** What is expected **
Read the records that follow and state how many lines hold "linguist", adding nothing else.

Data extracted from a collection
>>>>>

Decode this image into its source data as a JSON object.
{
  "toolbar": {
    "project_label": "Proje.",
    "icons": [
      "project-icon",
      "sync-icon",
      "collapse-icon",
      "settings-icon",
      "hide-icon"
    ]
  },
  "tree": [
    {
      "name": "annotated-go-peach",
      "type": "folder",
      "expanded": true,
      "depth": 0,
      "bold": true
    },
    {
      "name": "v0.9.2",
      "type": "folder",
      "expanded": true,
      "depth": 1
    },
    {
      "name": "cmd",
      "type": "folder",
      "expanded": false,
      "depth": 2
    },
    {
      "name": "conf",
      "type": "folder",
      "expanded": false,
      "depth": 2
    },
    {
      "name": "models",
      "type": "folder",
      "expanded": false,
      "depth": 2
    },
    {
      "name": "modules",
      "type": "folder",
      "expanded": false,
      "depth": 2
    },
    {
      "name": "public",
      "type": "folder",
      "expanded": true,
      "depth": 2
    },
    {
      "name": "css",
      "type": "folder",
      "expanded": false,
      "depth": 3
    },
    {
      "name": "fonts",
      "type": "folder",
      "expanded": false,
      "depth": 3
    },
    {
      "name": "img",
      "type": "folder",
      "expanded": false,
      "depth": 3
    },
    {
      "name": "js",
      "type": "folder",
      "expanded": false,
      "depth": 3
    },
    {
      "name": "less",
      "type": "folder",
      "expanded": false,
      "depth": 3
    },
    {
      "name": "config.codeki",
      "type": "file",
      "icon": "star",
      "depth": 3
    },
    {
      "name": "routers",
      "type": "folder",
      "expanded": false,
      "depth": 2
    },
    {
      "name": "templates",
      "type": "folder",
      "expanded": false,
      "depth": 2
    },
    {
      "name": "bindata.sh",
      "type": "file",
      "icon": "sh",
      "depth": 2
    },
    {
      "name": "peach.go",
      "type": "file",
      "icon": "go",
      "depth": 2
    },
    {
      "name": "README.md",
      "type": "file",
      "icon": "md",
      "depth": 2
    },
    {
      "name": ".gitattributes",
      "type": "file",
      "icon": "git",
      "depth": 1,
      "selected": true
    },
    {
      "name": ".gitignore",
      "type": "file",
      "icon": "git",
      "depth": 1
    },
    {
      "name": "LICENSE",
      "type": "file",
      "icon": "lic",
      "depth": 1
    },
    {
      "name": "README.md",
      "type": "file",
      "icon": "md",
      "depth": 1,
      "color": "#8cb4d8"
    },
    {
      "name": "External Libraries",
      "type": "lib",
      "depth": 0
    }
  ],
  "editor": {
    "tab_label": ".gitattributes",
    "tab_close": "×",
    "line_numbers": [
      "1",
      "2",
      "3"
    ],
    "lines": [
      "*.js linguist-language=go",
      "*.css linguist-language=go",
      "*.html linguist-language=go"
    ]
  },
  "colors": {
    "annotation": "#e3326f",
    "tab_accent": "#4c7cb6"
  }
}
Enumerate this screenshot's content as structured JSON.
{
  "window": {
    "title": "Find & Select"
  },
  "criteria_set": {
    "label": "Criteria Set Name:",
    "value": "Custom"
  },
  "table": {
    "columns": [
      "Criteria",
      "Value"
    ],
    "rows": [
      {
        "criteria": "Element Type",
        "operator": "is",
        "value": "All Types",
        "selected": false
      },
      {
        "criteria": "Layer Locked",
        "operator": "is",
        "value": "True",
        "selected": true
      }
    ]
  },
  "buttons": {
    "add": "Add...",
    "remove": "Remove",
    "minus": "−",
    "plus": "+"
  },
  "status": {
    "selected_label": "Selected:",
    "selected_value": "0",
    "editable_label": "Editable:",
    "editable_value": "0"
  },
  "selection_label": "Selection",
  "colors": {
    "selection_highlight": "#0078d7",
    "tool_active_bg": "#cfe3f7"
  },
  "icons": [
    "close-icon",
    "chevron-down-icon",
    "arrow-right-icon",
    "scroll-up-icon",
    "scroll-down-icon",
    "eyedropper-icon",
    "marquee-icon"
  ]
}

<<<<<

** Expected answer **
3